In this book, a multitude of issues relating to the subject of air transport and the environment has been considered. Those issues range from the global to the local scale; they involve technical and operational as well as policy considerations; and they include both scientific and socioeconomic dimensions. Above all, however, those issues are inherently political. Debates about air transport and the environment generate strong controversy – especially given the emergence of climate change as a global environmental issue of unprecedented significance – and the formulation and implementation of air transport policy involves balancing a wide range of (often conflicting) economic, social and environmental considerations. The provision of air transport services is an issue of international, national, regional and local importance involving powerful alliances, corporations and regulators. Over more than four decades, however, the emergence and spread of environmentalist concerns have led to the growth of other interest groups and movements; subsequently, strongly conflicting, entrenched positions have been adopted by both the pro-aviation and the environmentalist lobbies. To date, in general, air transport policy has been characterised by the attempt to promote the substantial growth of the industry whilst simultaneously attempting to mitigate the most objectionable environmental impacts using a relatively limited range of regulatory, market-based and voluntary instruments. The task of making effective policy for air transport is complicated by several factors: the strong, sustained growth of demand for air transport; the importance of the air transport industry in driving economic growth in other sectors; the strong links between aviation growth, tourism growth and processes of globalisation; the broad popularity of air travel; the fact that the industry is international in its scope, is regulated by myriad bilateral air service agreements (ASAs) and connects places with varying capacity to comply with environmental regulations; and, not least, the considerable uncertainties that remain with regard to some of the environmental impacts of aircraft operations. Above all, air transport represents one part of a much wider context: the considerable international efforts, since the 1980s, to develop ideas of sustainable development and to align economic,
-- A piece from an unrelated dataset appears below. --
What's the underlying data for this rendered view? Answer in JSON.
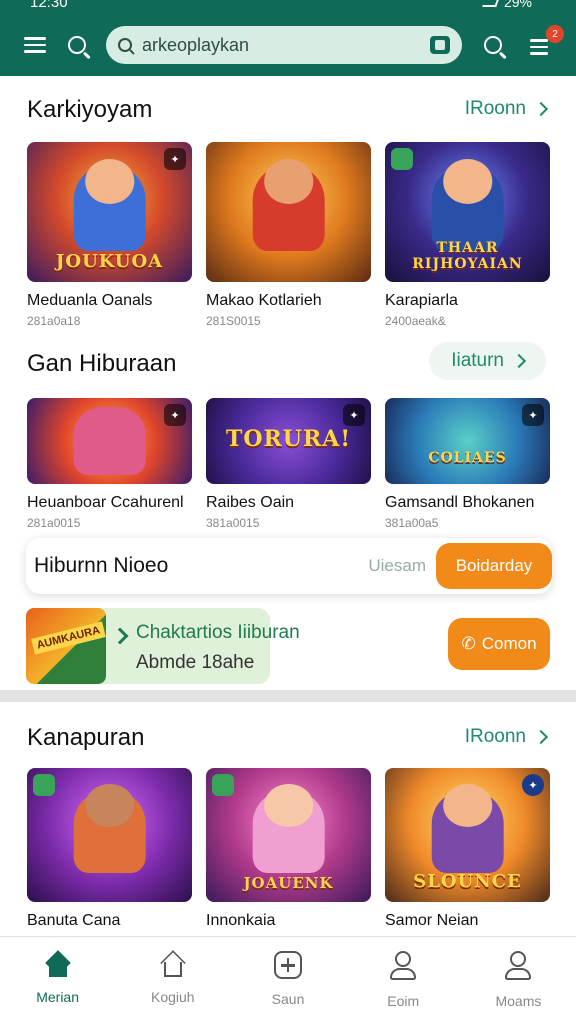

social and environmental activities with broader sustainable development objectives.